How To Play Pre-Flop Starting Hands

Continued from: Pre & Post-Flop Considerations

Pre-flop Starting Hands:

  • A) AA, KK, QQ, AKs
  • B) AK, JJ, TT, AQs
  • C) AQ, AJs, 99
  • D) AJ, 88, KQs, ATs, KQ
  • E) AT, QJs, 77, QJ, 66, KJs, KJ
  • F) 55,44,33,22, JTs,T9s,98s,87s,76s, AXs
Pre-Flop Starting Hands

This lesson in the Hold'em poker strategy series shows you how to play various starting hands. Note: If my recommendation is not raise or call, you should usually fold.

Early position: Open with all category A-C hands. If you are then raised re-raise with A or B, call with C. After your re-raise is raised, you can call with B or move in with A.

Middle Position: Open with A-D hands; call a re-raise with B or C; raise a re-raise with A; fold D unless the raise is small, then you may call.

Late Position: Open with A-E hands.

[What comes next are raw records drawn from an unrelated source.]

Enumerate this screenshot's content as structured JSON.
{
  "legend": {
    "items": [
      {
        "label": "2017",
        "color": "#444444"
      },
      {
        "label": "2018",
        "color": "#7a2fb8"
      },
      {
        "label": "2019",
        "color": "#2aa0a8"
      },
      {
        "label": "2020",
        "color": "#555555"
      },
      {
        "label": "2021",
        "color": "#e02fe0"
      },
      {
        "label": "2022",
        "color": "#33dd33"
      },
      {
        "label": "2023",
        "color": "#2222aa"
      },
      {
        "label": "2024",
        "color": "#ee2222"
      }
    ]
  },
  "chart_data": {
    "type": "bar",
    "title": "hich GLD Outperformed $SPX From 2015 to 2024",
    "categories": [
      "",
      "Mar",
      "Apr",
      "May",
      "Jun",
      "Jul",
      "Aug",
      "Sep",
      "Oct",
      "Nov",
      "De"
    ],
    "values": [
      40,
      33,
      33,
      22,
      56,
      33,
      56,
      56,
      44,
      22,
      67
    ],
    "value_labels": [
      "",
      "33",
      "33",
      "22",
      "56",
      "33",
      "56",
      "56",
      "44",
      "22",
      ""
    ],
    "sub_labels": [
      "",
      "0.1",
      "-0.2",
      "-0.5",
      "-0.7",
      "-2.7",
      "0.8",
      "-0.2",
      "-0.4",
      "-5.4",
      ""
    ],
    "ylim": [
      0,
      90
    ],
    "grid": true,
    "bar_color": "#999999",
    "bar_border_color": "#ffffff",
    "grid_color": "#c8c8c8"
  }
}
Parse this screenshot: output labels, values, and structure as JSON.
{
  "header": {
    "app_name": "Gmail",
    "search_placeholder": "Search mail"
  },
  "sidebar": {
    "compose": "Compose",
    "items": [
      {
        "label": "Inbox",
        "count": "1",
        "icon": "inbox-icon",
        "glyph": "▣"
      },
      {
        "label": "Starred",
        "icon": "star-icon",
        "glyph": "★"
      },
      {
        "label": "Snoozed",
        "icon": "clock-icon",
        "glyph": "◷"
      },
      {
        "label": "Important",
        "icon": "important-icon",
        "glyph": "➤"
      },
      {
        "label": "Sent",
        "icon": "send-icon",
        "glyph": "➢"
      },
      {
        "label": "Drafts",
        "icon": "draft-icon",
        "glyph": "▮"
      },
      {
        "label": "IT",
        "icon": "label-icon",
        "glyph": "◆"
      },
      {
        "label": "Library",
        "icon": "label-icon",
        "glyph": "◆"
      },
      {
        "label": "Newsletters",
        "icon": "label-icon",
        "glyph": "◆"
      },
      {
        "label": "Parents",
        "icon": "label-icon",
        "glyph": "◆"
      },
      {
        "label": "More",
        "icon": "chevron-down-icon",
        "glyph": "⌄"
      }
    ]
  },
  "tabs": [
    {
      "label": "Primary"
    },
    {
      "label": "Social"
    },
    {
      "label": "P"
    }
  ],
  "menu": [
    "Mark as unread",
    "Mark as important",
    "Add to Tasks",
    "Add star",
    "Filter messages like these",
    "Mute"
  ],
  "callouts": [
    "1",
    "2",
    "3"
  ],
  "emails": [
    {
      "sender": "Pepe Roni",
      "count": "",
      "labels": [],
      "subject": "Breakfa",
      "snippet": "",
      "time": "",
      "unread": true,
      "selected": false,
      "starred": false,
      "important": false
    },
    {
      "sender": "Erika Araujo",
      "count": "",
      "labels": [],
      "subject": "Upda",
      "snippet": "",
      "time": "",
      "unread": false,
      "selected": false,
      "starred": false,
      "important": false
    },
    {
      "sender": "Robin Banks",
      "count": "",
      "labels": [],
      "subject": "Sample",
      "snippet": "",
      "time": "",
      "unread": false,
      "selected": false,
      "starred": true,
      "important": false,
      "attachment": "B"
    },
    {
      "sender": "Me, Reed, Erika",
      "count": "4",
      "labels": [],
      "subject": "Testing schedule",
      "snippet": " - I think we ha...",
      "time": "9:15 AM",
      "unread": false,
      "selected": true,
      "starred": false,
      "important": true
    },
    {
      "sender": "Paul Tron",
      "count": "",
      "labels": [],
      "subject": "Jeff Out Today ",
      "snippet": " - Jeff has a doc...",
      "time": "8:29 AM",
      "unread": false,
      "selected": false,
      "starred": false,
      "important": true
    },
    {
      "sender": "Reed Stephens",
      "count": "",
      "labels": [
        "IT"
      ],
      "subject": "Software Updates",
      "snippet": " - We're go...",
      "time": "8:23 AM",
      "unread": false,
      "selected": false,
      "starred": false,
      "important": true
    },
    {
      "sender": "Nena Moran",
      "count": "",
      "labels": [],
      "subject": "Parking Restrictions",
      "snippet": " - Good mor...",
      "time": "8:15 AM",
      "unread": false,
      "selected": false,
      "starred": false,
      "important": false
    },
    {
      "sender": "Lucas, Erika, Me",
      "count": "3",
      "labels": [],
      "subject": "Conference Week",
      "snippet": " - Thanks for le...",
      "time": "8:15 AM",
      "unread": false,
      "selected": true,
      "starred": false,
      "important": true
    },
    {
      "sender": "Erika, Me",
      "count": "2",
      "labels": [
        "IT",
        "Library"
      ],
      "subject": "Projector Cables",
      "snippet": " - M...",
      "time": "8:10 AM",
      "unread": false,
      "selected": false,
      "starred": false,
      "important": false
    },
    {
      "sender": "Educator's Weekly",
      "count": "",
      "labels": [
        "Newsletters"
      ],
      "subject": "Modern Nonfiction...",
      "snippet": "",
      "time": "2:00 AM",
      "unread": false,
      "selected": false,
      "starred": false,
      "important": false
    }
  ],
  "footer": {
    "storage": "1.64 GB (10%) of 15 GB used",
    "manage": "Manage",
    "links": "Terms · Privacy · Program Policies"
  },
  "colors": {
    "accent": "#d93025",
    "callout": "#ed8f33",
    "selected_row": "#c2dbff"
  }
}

If raised, re-raise with A-B or call with C. If you are on the button you should also raise with category D hands. Your play of E and F hands is going to be very circumstantial. With no players in the pot you should raise with all hands A-F on the dealer button trying to win the pot uncontested (steal the blinds). Even if your opponents are uncooperative enough to call you, you will still have position on them after the flop.

With Category F hands, you only want to limp in if you are in middle to late position with other limpers already in the pot. Be prepared to throw them away if there is a raise. You want to see cheap flops with these hands, and you must be able to get away from them if you don't flop a great hand (monster), or a draw to a monster. I wouldn't recommend playing these hands until you understand basic pot odds and can lay down a hand when you hit the flop only slightly. You'll usually be better off playing these hands against a lot of poor players. One problem playing drawing hands against strong players is that even if you do flop a draw, it is likely that you won't be given the correct odds to draw to it. Strong players know how to protect their hands against draws by offering them incorrect odds. If I catch top pair on the flop with a good kicker but there are two hearts out, I'm going to usually bet in the neighborhood of 2/3 of the pot if there are multiple players in the pot. That way, if you call on the draw, you've made a mistake and that means I've gained EV (estimated value) according to the fundamental theory of poker.

Note: Be very careful when playing QJ. You really want two pair or a straight with this hand; it can be a very difficult hand to play after the flop. For instance, when you catch top pair with the Queen or the Jack, you should probably bet out, but I'd be very cautious if you get played with. It's very difficult to do, but sometimes you just have to fold what might be the best poker hand. This is especially true in tournament style poker. We have to remember to never go broke with marginal holdings. Likewise, KJ is a hand that can get you into a lot of trouble. Be very careful when you flop top pair with a jack as a kicker. It's hard to get away from when you're beat, and it usually won't win much of a pot when it's not. Bet to see where you stand, but be prepared to muck these hands when another player is hanging in with you.

There are circumstances that you will encounter in which you should deviate from the general guidelines I've laid out. It would be impossible to list them all, but I will give some examples. It has often been said that poker is not a card game played by people, it is a people game played with cards. The, often quoted, statement applies to some degree to all forms of poker, but particularly rings true in the game of NLHE.

♣ Continued at: Moving Beyond the Fundamentals

♣ Back to the index of Dead Money's guide to hold'em strategy.